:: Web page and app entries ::
☆ ☆ ☆ ☆

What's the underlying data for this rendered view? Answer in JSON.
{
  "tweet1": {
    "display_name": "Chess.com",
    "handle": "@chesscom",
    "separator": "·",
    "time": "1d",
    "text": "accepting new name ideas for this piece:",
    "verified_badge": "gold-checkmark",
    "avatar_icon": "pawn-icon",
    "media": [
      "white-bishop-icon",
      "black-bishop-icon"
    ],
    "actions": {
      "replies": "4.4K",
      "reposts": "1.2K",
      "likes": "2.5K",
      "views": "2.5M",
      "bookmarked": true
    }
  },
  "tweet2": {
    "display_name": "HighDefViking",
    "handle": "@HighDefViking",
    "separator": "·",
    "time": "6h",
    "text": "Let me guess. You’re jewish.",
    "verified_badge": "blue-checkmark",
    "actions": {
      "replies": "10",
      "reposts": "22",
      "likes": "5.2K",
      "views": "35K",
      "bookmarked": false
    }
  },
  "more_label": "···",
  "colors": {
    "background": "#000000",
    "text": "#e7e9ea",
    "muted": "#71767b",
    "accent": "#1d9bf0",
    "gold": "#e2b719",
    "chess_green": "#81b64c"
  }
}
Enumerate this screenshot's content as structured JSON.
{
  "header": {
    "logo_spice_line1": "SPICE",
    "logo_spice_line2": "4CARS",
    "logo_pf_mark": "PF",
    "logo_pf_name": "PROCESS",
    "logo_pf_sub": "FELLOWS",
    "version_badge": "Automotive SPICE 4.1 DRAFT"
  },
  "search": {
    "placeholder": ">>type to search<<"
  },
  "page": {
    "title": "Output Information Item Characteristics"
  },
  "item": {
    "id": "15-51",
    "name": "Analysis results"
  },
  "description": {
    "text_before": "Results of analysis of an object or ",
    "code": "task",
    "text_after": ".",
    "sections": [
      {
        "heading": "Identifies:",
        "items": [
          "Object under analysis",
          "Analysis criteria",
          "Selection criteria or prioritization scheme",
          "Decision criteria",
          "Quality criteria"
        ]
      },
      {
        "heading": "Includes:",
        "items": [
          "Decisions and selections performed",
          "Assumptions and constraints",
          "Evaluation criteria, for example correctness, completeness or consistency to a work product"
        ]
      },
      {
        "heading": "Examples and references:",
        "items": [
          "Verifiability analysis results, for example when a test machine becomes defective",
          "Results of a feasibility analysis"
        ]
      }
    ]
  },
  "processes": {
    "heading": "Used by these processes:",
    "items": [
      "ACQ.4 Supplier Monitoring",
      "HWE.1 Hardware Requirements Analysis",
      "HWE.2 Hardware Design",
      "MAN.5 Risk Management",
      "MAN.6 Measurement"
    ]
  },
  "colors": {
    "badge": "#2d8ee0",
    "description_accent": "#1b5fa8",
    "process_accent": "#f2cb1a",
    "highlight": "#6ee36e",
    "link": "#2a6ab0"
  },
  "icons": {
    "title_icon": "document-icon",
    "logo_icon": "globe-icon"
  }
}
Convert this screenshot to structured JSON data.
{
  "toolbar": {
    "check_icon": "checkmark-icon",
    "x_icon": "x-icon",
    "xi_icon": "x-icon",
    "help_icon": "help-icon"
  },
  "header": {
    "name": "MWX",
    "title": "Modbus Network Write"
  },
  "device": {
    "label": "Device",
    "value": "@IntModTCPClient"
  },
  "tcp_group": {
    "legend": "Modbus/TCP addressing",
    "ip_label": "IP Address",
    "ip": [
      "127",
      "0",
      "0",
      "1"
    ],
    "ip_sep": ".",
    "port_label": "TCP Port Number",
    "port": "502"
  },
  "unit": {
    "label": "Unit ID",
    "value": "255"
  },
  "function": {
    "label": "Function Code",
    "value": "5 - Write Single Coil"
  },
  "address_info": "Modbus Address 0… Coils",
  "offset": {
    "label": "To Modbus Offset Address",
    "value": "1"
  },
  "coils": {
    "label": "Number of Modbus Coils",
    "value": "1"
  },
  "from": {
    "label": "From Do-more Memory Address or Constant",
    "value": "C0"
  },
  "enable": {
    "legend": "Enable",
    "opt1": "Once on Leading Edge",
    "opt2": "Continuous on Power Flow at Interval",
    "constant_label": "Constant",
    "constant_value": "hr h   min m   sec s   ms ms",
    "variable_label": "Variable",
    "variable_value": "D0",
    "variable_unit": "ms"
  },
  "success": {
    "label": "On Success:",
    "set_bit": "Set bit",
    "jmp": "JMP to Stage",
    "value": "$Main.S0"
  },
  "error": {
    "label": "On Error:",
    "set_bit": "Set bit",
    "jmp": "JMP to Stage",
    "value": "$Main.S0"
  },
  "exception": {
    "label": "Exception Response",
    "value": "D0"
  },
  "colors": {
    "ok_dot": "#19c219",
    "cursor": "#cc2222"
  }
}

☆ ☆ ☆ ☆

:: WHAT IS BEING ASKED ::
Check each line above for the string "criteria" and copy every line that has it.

:: YOUR SOLUTION ::
          "Analysis criteria",
          "Selection criteria or prioritization scheme",
          "Decision criteria",
          "Quality criteria"
          "Evaluation criteria, for example correctness, completeness or consistency to a work product"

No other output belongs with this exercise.